⚠️ The table should already be created in PostgreSQL: the creation is not done by Pathway. The table must include all the columns of the table t has, as well as two extra columns: time and diff. The columns time and diff are expressing the timestamp of the update (remember that we are streaming the updates of the table t here!) and whether the update is an insertion or a deletion (an update is simply the simultaneous suppression of the old value along with the insertion of the new one).

In our example, we must create a sum_table using this SQL command:

CREATE TABLE IF NOT EXISTS sum_table (
    sum REAL NOT NULL,
    time BIGINT NOT NULL,
    diff INTEGER NOT NULL
);

Complete example

To summarize, we have a project with the following structure:

.
β”œβ”€β”€ debezium/
β”‚   └── connector.sh
β”œβ”€β”€ pathway-src/
β”‚   β”œβ”€β”€ Dockerfile
β”‚   └── sum.py
β”œβ”€β”€ sql/
β”‚   β”œβ”€β”€ init-db.sql
β”‚   └── update_db.sh
β”œβ”€β”€ docker-compose.yml
└── Makefile

Except the sum.py, all the files have been explained previously. The full example is accessible in our public repository.

Let's see in more details how the pipeline is done in Pathway in sum.py:

./pathway-src/sum.py
import pathway as pw

input_rdkafka_settings = {
    "bootstrap.servers": "kafka:9092",
    "security.protocol": "plaintext",
    "group.id": "0",
    "session.timeout.ms": "6000",
}
output_postgres_settings = {
    "host": "postgres",
    "port": "5432",
    "dbname": "values_db",
    "user": "user",
    "password": "password",
}

class InputSchema(pw.Schema):
    value: int


t = pw.io.debezium.read(
    input_rdkafka_settings,
    topic_name="postgres.public.values",
    schema=InputSchema,
    autocommit_duration_ms=100
)

t = t.reduce(sum=pw.reducers.sum(t.value))

pw.io.postgres.write(t, output_postgres_settings, "sum_table")

pw.run()

Don't forget to run the computation with pw.run(), otherwise nothing will happen. Once pw.run() is called, the computation will be run forever until it gets killed. If you need some reminder on Pathway operations, don't hesitate to take a look at our First steps guide.

To launch the computation you just need to run make in the root of the project, it will launch all the containers, initialize the database and start adding new values. Every addition in the table values in PostgreSQL will trigger an update, through Debezium, and Pathway will send an update to the table sum_table.

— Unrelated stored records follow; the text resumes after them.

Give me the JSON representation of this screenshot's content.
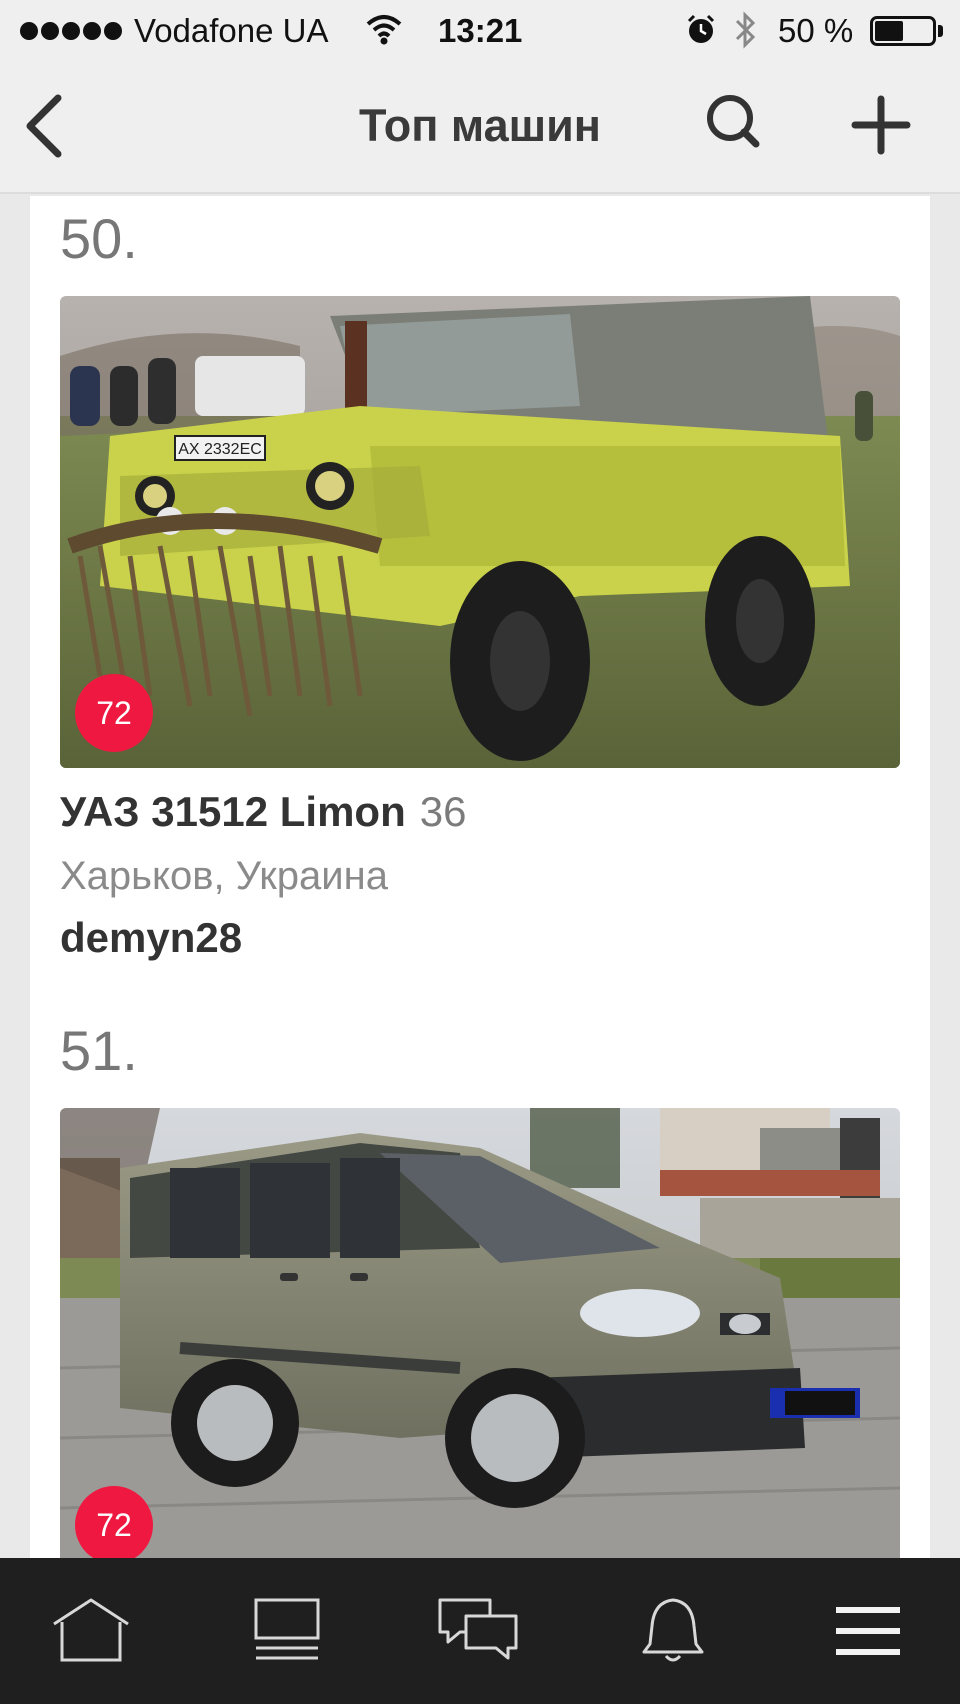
{
  "status_bar": {
    "carrier": "Vodafone UA",
    "time": "13:21",
    "battery_percent_text": "50 %",
    "battery_level": 0.5
  },
  "nav": {
    "title": "Топ машин",
    "back_icon": "chevron-left-icon",
    "search_icon": "search-icon",
    "add_icon": "plus-icon"
  },
  "cars": [
    {
      "rank": "50.",
      "badge": "72",
      "name": "УАЗ 31512 Limon",
      "count": "36",
      "location": "Харьков, Украина",
      "owner": "demyn28",
      "plate": "AX 2332EC"
    },
    {
      "rank": "51.",
      "badge": "72"
    }
  ],
  "tab_bar": {
    "items": [
      "home-icon",
      "feed-icon",
      "messages-icon",
      "notifications-icon",
      "menu-icon"
    ]
  },
  "colors": {
    "accent": "#ef1840",
    "tab_bar_bg": "#1f1f1f"
  }
}
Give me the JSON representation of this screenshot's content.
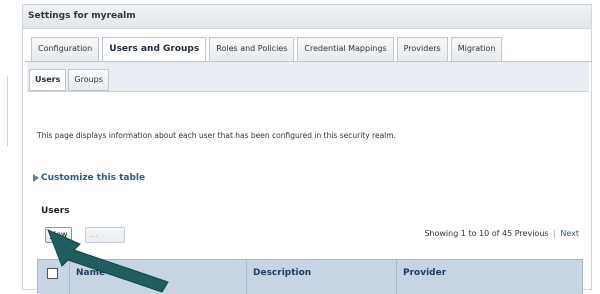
{
  "panel": {
    "title": "Settings for myrealm"
  },
  "tabs": [
    {
      "label": "Configuration",
      "active": false
    },
    {
      "label": "Users and Groups",
      "active": true
    },
    {
      "label": "Roles and Policies",
      "active": false
    },
    {
      "label": "Credential Mappings",
      "active": false
    },
    {
      "label": "Providers",
      "active": false
    },
    {
      "label": "Migration",
      "active": false
    }
  ],
  "subtabs": [
    {
      "label": "Users",
      "active": true
    },
    {
      "label": "Groups",
      "active": false
    }
  ],
  "intro_text": "This page displays information about each user that has been configured in this security realm.",
  "customize_link": "Customize this table",
  "section_title": "Users",
  "toolbar": {
    "new_label": "New",
    "delete_label": "…",
    "paging_text": "Showing 1 to 10 of 45",
    "previous_label": "Previous",
    "next_label": "Next"
  },
  "table": {
    "columns": [
      "Name",
      "Description",
      "Provider"
    ]
  },
  "colors": {
    "header_bg": "#c6d4e4",
    "link": "#2b5d86",
    "arrow": "#1f5e5e"
  },
  "icons": {
    "collapse": "triangle-right-icon",
    "pointer": "pointing-arrow-icon"
  }
}
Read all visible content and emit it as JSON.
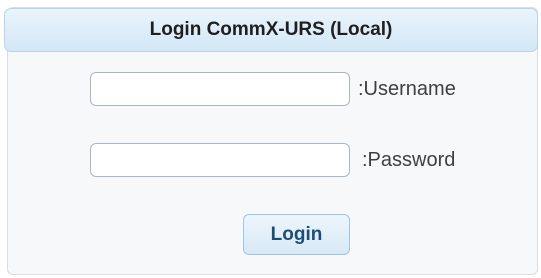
{
  "header": {
    "title": "Login CommX-URS (Local)"
  },
  "form": {
    "username": {
      "label": ":Username",
      "value": "",
      "placeholder": ""
    },
    "password": {
      "label": ":Password",
      "value": "",
      "placeholder": ""
    },
    "login_label": "Login"
  },
  "colors": {
    "header_bg": "#d3e7f6",
    "button_text": "#1d4e7a",
    "field_border": "#a8b7c5"
  }
}
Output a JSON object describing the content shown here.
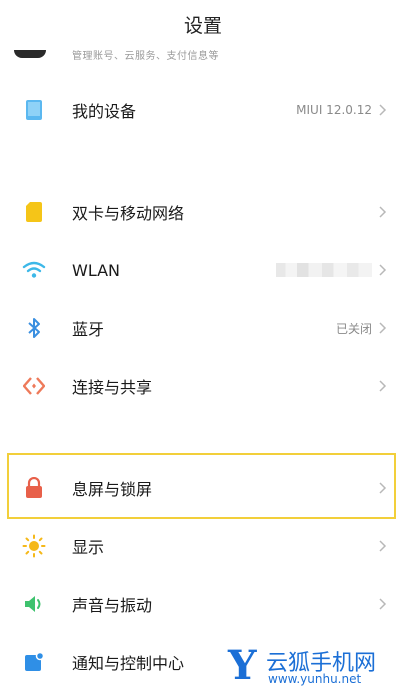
{
  "header": {
    "title": "设置"
  },
  "account": {
    "subtitle": "管理账号、云服务、支付信息等"
  },
  "items": [
    {
      "label": "我的设备",
      "value": "MIUI 12.0.12",
      "icon": "device-icon"
    },
    {
      "label": "双卡与移动网络",
      "value": "",
      "icon": "sim-card-icon"
    },
    {
      "label": "WLAN",
      "value": "",
      "icon": "wifi-icon"
    },
    {
      "label": "蓝牙",
      "value": "已关闭",
      "icon": "bluetooth-icon"
    },
    {
      "label": "连接与共享",
      "value": "",
      "icon": "share-icon"
    },
    {
      "label": "息屏与锁屏",
      "value": "",
      "icon": "lock-icon"
    },
    {
      "label": "显示",
      "value": "",
      "icon": "sun-icon"
    },
    {
      "label": "声音与振动",
      "value": "",
      "icon": "speaker-icon"
    },
    {
      "label": "通知与控制中心",
      "value": "",
      "icon": "notification-icon"
    }
  ],
  "watermark": {
    "mark": "Y",
    "name": "云狐手机网",
    "url": "www.yunhu.net"
  },
  "colors": {
    "highlight": "#f2cf3a",
    "watermark": "#1b6fd6"
  }
}
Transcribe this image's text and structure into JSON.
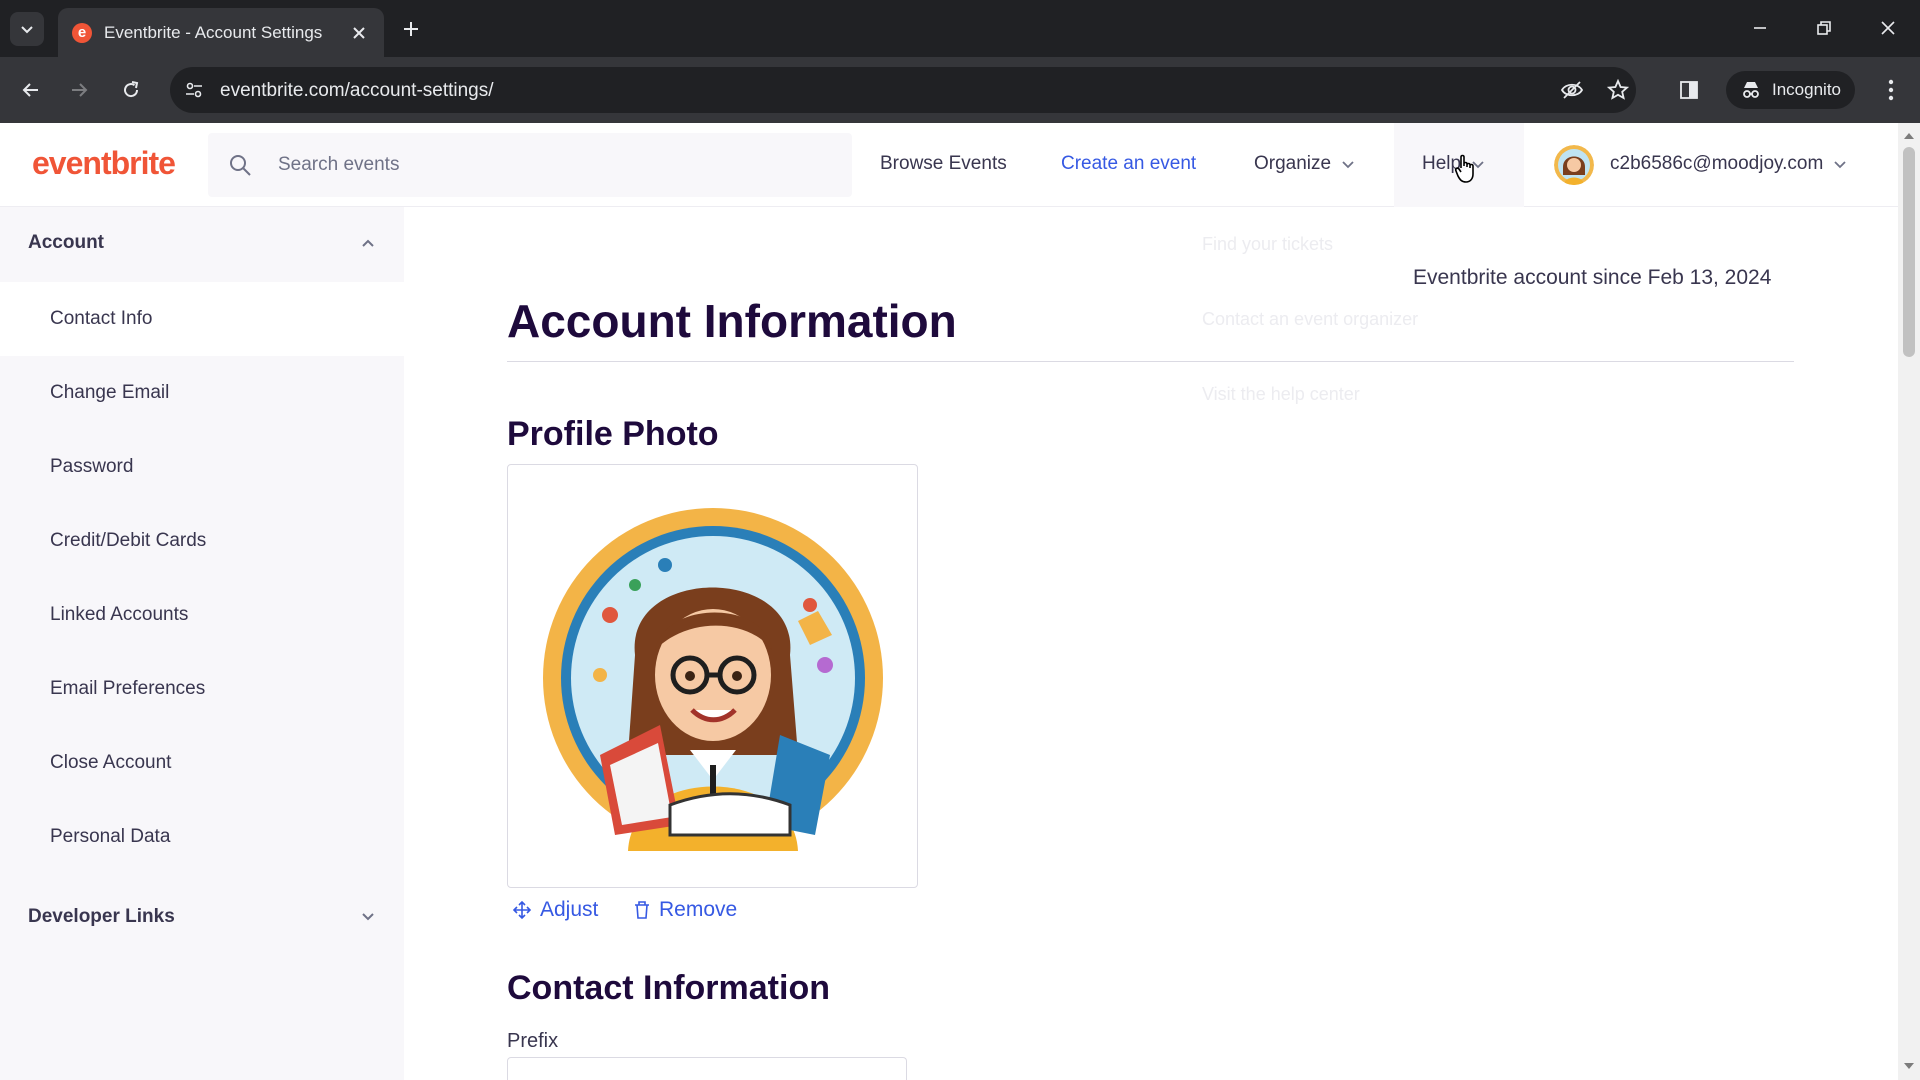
{
  "browser": {
    "tab_title": "Eventbrite - Account Settings",
    "favicon_letter": "e",
    "url": "eventbrite.com/account-settings/",
    "incognito_label": "Incognito"
  },
  "header": {
    "logo": "eventbrite",
    "search_placeholder": "Search events",
    "nav": {
      "browse": "Browse Events",
      "create": "Create an event",
      "organize": "Organize",
      "help": "Help"
    },
    "user_email": "c2b6586c@moodjoy.com"
  },
  "sidebar": {
    "account_section": "Account",
    "items": [
      {
        "label": "Contact Info"
      },
      {
        "label": "Change Email"
      },
      {
        "label": "Password"
      },
      {
        "label": "Credit/Debit Cards"
      },
      {
        "label": "Linked Accounts"
      },
      {
        "label": "Email Preferences"
      },
      {
        "label": "Close Account"
      },
      {
        "label": "Personal Data"
      }
    ],
    "developer_section": "Developer Links"
  },
  "help_dropdown": {
    "items": [
      "Find your tickets",
      "Contact an event organizer",
      "Visit the help center"
    ]
  },
  "main": {
    "account_since": "Eventbrite account since Feb 13, 2024",
    "title": "Account Information",
    "profile_photo_heading": "Profile Photo",
    "adjust_label": "Adjust",
    "remove_label": "Remove",
    "contact_heading": "Contact Information",
    "prefix_label": "Prefix"
  },
  "colors": {
    "brand_orange": "#f05537",
    "link_blue": "#3659e3",
    "heading_dark": "#1e0a3c"
  }
}
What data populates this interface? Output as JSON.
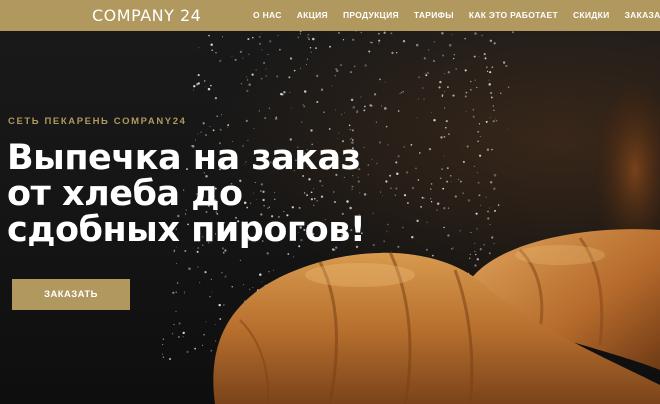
{
  "header": {
    "logo": "COMPANY 24",
    "nav": [
      {
        "label": "О НАС"
      },
      {
        "label": "АКЦИЯ"
      },
      {
        "label": "ПРОДУКЦИЯ"
      },
      {
        "label": "ТАРИФЫ"
      },
      {
        "label": "КАК ЭТО РАБОТАЕТ"
      },
      {
        "label": "СКИДКИ"
      },
      {
        "label": "ЗАКАЗАТЬ"
      }
    ]
  },
  "hero": {
    "subtitle": "СЕТЬ ПЕКАРЕНЬ COMPANY24",
    "headline": [
      "Выпечка на заказ",
      "от хлеба до",
      "сдобных пирогов!"
    ],
    "button_label": "ЗАКАЗАТЬ"
  },
  "colors": {
    "accent": "#b0985e",
    "text_light": "#ffffff",
    "background": "#141414"
  }
}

To monitor the changes, you can log in the PostgreSQL container:

docker-compose exec postgres psql values_db -U user -W

After typing your password, you should be able to see all the updates to the table sum_table.

To see the latest value of the sum, we just need to type:

SELECT sum FROM sum_table ORDER BY time DESC, diff DESC LIMIT 1;

This value is updated in realtime by Pathway.

In you want more details, you can see the 10 latest updates by typing:

SELECT * FROM sum_table ORDER BY time DESC, diff DESC LIMIT 10;

To learn more about what those updates mean, don't hesitate to read the explanation provided in our first example.

Olivier Ruas

Algorithm and Data Processing Magician